__Action item__.
The word "Object" marks the lines to report; pull each of them from the listing.

=-=-=

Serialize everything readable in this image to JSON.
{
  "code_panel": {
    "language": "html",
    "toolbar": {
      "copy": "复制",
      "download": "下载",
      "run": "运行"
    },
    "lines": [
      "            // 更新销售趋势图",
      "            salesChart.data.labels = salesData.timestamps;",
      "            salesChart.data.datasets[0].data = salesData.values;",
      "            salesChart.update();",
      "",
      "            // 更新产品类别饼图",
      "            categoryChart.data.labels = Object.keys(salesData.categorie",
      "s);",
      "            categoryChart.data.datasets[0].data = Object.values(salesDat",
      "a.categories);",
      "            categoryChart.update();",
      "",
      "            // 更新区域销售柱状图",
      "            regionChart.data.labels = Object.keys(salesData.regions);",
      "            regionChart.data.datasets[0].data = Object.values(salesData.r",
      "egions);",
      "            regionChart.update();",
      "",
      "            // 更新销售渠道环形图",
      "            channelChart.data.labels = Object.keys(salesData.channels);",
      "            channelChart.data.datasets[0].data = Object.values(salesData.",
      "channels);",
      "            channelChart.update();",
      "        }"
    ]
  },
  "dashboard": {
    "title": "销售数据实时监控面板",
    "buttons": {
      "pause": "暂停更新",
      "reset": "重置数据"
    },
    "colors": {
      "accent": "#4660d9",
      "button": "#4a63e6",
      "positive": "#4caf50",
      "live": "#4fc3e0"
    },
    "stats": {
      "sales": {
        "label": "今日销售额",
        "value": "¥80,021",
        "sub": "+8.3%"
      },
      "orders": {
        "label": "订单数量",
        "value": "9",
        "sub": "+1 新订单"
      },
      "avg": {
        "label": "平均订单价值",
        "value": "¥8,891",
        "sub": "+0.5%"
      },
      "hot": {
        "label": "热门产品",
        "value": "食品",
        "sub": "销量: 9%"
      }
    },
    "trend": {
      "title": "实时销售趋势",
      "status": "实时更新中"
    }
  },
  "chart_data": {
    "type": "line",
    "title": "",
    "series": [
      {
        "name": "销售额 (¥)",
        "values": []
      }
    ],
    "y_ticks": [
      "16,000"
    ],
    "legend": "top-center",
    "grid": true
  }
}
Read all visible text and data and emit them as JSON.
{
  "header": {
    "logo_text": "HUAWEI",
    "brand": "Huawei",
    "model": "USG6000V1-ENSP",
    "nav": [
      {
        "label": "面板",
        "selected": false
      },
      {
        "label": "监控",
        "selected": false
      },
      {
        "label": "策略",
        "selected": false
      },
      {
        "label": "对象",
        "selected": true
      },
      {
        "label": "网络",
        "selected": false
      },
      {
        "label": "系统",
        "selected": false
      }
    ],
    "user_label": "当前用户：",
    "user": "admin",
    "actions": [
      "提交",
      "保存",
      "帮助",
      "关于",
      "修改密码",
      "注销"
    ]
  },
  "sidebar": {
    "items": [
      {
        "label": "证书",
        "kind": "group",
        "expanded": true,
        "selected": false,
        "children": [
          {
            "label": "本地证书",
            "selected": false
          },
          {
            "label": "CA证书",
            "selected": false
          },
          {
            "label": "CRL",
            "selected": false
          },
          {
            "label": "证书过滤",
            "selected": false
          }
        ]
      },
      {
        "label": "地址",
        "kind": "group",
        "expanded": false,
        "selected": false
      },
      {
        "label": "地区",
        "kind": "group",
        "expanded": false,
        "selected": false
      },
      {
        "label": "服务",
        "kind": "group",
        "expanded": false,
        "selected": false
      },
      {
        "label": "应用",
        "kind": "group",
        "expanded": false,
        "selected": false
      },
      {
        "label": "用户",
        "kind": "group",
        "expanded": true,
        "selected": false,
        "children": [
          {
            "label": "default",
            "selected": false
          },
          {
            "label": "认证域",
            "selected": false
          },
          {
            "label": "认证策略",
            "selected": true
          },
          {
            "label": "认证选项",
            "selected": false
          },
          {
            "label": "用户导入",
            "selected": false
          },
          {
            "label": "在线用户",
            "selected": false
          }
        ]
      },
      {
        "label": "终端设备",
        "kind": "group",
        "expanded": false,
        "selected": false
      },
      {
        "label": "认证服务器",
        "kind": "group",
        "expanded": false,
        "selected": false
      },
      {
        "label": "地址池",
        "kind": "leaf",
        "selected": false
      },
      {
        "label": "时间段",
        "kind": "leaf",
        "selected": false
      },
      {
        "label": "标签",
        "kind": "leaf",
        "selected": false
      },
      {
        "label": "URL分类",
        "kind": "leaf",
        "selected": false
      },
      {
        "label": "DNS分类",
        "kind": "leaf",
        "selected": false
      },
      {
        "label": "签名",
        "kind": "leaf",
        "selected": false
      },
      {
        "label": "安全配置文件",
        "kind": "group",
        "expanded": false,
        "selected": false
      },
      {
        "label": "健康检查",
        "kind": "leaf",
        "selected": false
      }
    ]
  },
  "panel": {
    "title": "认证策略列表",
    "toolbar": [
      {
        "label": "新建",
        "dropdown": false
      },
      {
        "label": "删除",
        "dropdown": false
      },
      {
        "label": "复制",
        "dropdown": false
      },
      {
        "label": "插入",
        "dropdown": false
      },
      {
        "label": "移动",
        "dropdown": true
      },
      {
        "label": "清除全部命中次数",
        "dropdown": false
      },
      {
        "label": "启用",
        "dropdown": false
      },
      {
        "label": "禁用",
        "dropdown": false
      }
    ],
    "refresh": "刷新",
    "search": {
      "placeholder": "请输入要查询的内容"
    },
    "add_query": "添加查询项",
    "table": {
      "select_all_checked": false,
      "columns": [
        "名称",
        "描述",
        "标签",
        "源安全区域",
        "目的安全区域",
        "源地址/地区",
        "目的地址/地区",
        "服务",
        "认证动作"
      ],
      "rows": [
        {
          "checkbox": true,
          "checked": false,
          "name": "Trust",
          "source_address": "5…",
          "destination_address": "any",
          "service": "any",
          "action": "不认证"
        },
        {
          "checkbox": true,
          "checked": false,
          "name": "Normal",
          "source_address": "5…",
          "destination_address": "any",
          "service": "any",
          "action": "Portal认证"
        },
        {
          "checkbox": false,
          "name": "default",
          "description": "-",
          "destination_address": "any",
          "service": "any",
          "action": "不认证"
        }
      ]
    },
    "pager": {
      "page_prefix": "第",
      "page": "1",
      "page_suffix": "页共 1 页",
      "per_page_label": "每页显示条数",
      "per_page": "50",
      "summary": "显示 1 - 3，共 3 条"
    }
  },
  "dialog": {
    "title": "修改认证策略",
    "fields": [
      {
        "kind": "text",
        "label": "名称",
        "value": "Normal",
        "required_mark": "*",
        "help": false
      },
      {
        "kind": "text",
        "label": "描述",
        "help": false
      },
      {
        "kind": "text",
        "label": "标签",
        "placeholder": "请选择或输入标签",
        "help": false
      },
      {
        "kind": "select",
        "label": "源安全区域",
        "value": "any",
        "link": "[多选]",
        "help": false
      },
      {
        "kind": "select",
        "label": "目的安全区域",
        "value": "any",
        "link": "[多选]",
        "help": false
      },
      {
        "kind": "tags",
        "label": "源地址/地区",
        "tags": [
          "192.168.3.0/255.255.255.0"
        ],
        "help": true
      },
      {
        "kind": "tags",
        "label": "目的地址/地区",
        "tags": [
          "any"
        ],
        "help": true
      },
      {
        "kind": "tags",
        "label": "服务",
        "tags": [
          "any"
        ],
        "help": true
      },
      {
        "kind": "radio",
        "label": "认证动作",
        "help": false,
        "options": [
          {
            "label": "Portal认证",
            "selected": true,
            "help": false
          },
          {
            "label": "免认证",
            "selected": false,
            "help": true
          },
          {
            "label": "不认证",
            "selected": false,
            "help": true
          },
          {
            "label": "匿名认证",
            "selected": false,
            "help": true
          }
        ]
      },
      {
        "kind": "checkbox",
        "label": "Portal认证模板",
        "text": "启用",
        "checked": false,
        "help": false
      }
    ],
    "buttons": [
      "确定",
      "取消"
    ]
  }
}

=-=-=

__Exercise result__.
      "            categoryChart.data.labels = Object.keys(salesData.categorie",
      "            categoryChart.data.datasets[0].data = Object.values(salesDat",
      "            regionChart.data.labels = Object.keys(salesData.regions);",
      "            regionChart.data.datasets[0].data = Object.values(salesData.r",
      "            channelChart.data.labels = Object.keys(salesData.channels);",
      "            channelChart.data.datasets[0].data = Object.values(salesData.",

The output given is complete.